short as possible to limit the fore and aft travel as the elevator moves. I
actually made a ply horn.
Cover the model with your preferred material. Mine is
black lace ... oops, wrong type of model. Actually I used Monocote for the
wings and tail surfaces, and tissue, dope and paint for the rest.
Fix the control surfaces, making sure you pin the
hinges. A few toothpicks make cheap insurance. There is nothing worse than
a control surface parting company at high speed.
Install the radio gear as shown. Adjust the aileron and
elevator control throws to 20 mm each way and 25 mm rudder and balance as
shown on the plans. Make sure everything moves in the right direction,
charge the batteries, chant an incantation to the wind gods, and you are
ready to go.
|After a month of bad weather in Adelaide, time and weather combined to
provide a flying opportunity. Not a great opportunity, with winds forecast as
gusting 25 to 30 knots, but at least they were from the right direction. So it
was off to my favourite flying site at Hallett Cove.
With the wind as forecast, and certainly at the upper limit
at what I would normally fly in, I prepared to launch Scriber to the elements.
Standing at the slope edge battling to hold the model in the gusty wind, I
wondered if I was doing the right thing. Much to my relief, Scriber made her way
out over the slope, without any more trim adjustment than a few clicks of down
for better penetration.
Great scenery and a great flying site.
Scriber is a delight to fly. The control throws and large
surfaces provide plenty of control authority without being twitchy. Loops, rolls
and inverted flight are all a breeze. Even snap rolls were fun, with recovery
easy at wings level. In the prevailing conditions I wasn't ably to try out the
slow speed characteristics but I am confident Scriber will be a pussycat in mild
conditions. It would be an advantage if your radio can mix rudder and ailerons
for smoother rolls, or you can be a real pilot and mix manually at the thumbs
like me, but this is not essential!
Scriber makes a low pass at Hallett Cove.
After 30 minutes in the air, I managed to make a nice soft
landing with no drama at all, which is a credit to Scriber's flying
characteristics in the rough conditions.

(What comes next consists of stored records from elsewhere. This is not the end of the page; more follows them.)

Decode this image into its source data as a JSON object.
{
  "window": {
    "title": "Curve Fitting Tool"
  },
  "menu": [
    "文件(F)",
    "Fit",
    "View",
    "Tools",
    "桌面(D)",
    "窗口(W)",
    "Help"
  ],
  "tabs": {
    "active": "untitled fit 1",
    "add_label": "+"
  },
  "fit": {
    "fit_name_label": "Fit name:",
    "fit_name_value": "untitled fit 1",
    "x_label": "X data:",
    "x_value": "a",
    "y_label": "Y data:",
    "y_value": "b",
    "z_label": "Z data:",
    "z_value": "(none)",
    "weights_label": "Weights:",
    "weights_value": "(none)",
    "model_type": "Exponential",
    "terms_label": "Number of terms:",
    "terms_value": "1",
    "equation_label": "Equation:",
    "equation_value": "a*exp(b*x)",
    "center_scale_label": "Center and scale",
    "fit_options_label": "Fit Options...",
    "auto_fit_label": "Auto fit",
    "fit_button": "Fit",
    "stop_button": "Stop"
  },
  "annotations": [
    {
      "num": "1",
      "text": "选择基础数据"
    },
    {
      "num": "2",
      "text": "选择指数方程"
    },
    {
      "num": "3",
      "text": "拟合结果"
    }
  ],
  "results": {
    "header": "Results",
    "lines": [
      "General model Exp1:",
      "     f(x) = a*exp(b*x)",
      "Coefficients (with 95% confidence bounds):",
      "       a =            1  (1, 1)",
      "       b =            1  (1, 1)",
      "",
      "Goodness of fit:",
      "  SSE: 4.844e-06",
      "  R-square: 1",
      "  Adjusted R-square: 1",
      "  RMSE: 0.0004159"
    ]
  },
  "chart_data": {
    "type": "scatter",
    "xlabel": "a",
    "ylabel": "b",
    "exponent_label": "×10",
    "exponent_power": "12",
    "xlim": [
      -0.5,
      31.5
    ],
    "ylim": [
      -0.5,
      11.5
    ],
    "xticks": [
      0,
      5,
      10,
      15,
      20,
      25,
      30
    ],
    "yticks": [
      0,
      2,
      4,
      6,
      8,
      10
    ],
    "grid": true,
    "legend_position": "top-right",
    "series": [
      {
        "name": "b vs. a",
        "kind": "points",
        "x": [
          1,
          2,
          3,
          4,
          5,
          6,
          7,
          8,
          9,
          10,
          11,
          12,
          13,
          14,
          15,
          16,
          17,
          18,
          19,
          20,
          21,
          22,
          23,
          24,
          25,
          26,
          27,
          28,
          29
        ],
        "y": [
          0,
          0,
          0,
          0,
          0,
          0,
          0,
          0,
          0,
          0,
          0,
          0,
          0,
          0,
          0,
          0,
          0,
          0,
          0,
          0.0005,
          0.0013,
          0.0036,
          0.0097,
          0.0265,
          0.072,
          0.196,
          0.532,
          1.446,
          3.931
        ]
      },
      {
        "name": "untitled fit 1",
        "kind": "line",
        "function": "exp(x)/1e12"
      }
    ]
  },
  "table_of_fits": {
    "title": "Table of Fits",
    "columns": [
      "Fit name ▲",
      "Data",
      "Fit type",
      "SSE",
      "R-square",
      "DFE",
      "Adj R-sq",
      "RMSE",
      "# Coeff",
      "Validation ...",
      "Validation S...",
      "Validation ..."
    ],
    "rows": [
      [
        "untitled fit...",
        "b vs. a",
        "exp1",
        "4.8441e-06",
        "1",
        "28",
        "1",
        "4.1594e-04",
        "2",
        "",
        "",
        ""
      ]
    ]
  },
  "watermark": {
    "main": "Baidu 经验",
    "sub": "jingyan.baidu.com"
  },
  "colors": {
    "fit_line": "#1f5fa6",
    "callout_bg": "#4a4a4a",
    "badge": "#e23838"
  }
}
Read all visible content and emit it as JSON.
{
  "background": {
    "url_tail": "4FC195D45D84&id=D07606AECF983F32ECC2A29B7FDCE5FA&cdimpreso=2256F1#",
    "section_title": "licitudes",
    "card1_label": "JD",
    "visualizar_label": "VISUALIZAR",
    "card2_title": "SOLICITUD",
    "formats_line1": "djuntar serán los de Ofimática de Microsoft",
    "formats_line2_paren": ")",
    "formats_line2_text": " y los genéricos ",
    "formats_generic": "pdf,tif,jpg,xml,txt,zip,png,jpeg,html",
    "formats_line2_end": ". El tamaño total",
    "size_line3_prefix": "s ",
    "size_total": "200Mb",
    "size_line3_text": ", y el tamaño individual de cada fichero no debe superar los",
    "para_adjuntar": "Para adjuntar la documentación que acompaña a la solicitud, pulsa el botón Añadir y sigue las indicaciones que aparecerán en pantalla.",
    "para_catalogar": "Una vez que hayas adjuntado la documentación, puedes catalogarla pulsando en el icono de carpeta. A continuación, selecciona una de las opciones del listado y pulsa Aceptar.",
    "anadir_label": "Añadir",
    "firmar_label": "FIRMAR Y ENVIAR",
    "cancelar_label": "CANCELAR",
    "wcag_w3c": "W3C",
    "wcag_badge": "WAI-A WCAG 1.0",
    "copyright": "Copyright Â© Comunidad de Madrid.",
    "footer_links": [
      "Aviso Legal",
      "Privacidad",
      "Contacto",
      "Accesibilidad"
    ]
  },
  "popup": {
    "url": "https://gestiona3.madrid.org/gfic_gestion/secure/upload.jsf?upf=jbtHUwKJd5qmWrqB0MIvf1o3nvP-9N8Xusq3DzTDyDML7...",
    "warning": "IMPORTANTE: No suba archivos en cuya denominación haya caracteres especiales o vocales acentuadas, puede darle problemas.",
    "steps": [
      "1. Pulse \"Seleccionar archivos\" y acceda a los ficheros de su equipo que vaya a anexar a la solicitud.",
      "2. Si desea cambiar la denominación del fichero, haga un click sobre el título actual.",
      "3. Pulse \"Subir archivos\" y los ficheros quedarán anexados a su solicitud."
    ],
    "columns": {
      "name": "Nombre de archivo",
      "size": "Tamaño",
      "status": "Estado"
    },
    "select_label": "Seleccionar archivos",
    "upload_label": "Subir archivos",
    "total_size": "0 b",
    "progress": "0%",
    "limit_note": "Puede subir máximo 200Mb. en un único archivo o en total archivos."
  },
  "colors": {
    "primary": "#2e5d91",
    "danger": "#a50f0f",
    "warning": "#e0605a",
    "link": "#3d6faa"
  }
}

Scriber is an excellent plane to build, flies a treat and
looks great. I thoroughly recommend this model to anyone who enjoys slope
soaring. To those who haven't yet experienced the thrill of this exhilarating
form of flying, order your plans now and get out on the slope. You won't regret